“What’s felt by one of us is felt by all.” He stared at me. “I know we can’t echo your feelings the way we do each other’s, but you’re our brother, Dave. We share your pain. We don’t feel superior, or pitying, or even sympathetic. We simply hurt.”
My eyes filled suddenly with tears. I closed them tight, willing Mike not to move, not to say anything. It must have worked, because he didn’t, and eventually I opened my eyes and took a breath and said, “I’ll call him Right-hand.” I managed a tired grin. “For the hand he has, not the one he’s lost.”
He looked somewhere to the right of me and said, “He likes that.”
I felt my grin widening, becoming more real. “Who else then?”
He told me about two brothers who had been born at one birth. Twins were apparently rare, but when they happened the brothers were inseparable, hardly able to have a thought the other didn’t share. Only one could be Mike’s line-brother of course, but their minds were so close he claimed both were there, captured in memory, in his cells. That depth of closeness freaked me out, but Mike seemed to find it comforting. It worried me, sometimes, how much he’d changed. I tried not to think about it.
He told me about his oldest brothers. One was as old as his dad. Another, rare among the brothers, was a good ten winters older.
I noted that, how he said “winters” instead of years. Sixteen years growing up with me, in a world of computers and planes and TV, and now he counted in winters survived.
When he’d finished, I listed them. “Snowfall, Lion-alone, Wildflower, Right-hand, the Twins, Traveler, Summer-fruit.” I grinned at him, feeling comfortable enough now to say, “You’re very weird.”
“Yeah, I know.” His lips twitched in a token acknowledgment that I was teasing, but his eyes were fixed on me anxiously. I wasn’t sure what he wanted from me, but I got the message that there was something.
I said hesitantly, “I can’t see them, Mike. It’s up to you to make them real for me.” He nodded, eyes still fixed on me. I tried again. “You can talk about them as much as you like. I want to know your brothers better.” I didn’t know if there was really any difference between Mike’s fantasies and schizophrenia — even if the people in his head had once been alive that didn’t alter the fact that their presence in Mike’s world was pure fantasy — but he was my brother, my best friend, and this was important to him. And he wasn’t human. Paul had shown me what it was like for a Pack-brother to deny the ghosts, however unreal they might be.
He relaxed. “I want to know you better.”
I tensed. “You know me better than anyone else in the world.”

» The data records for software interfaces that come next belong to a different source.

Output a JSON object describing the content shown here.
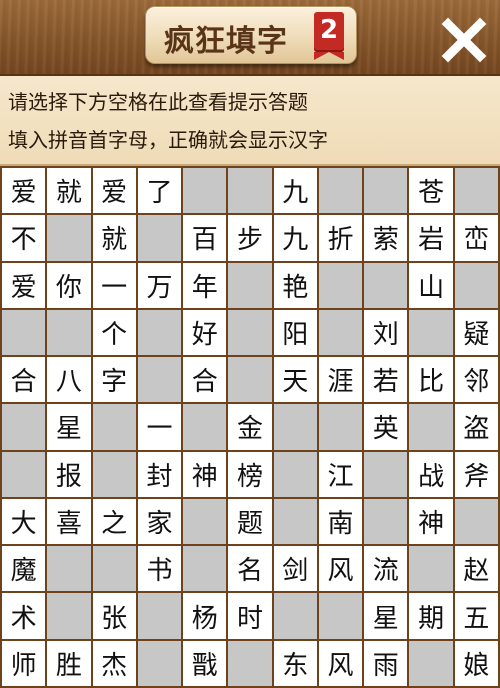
{
  "header": {
    "title": "疯狂填字",
    "level": "2",
    "close_icon": "close-icon"
  },
  "hints": {
    "line1": "请选择下方空格在此查看提示答题",
    "line2": "填入拼音首字母，正确就会显示汉字"
  },
  "colors": {
    "wood": "#7a4a22",
    "panel": "#f3e2c4",
    "badge": "#c42a24",
    "empty_cell": "#c7c7c7",
    "filled_cell": "#ffffff"
  },
  "grid": {
    "rows": [
      [
        "爱",
        "就",
        "爱",
        "了",
        "",
        "",
        "九",
        "",
        "",
        "苍",
        ""
      ],
      [
        "不",
        "",
        "就",
        "",
        "百",
        "步",
        "九",
        "折",
        "萦",
        "岩",
        "峦"
      ],
      [
        "爱",
        "你",
        "一",
        "万",
        "年",
        "",
        "艳",
        "",
        "",
        "山",
        ""
      ],
      [
        "",
        "",
        "个",
        "",
        "好",
        "",
        "阳",
        "",
        "刘",
        "",
        "疑"
      ],
      [
        "合",
        "八",
        "字",
        "",
        "合",
        "",
        "天",
        "涯",
        "若",
        "比",
        "邻"
      ],
      [
        "",
        "星",
        "",
        "一",
        "",
        "金",
        "",
        "",
        "英",
        "",
        "盗"
      ],
      [
        "",
        "报",
        "",
        "封",
        "神",
        "榜",
        "",
        "江",
        "",
        "战",
        "斧"
      ],
      [
        "大",
        "喜",
        "之",
        "家",
        "",
        "题",
        "",
        "南",
        "",
        "神",
        ""
      ],
      [
        "魔",
        "",
        "",
        "书",
        "",
        "名",
        "剑",
        "风",
        "流",
        "",
        "赵"
      ],
      [
        "术",
        "",
        "张",
        "",
        "杨",
        "时",
        "",
        "",
        "星",
        "期",
        "五"
      ],
      [
        "师",
        "胜",
        "杰",
        "",
        "戬",
        "",
        "东",
        "风",
        "雨",
        "",
        "娘"
      ]
    ]
  }
}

“I want to know you as well as I know my other brothers.”
“Mike —” I stopped, breathed out heavily, trying to squash the panic twisting in my gut again. “I’m trying.”
He sighed, flapped a hand apologetically. “I know. I’m sorry.” He looked around the room, than back at me. “How long do you reckon?”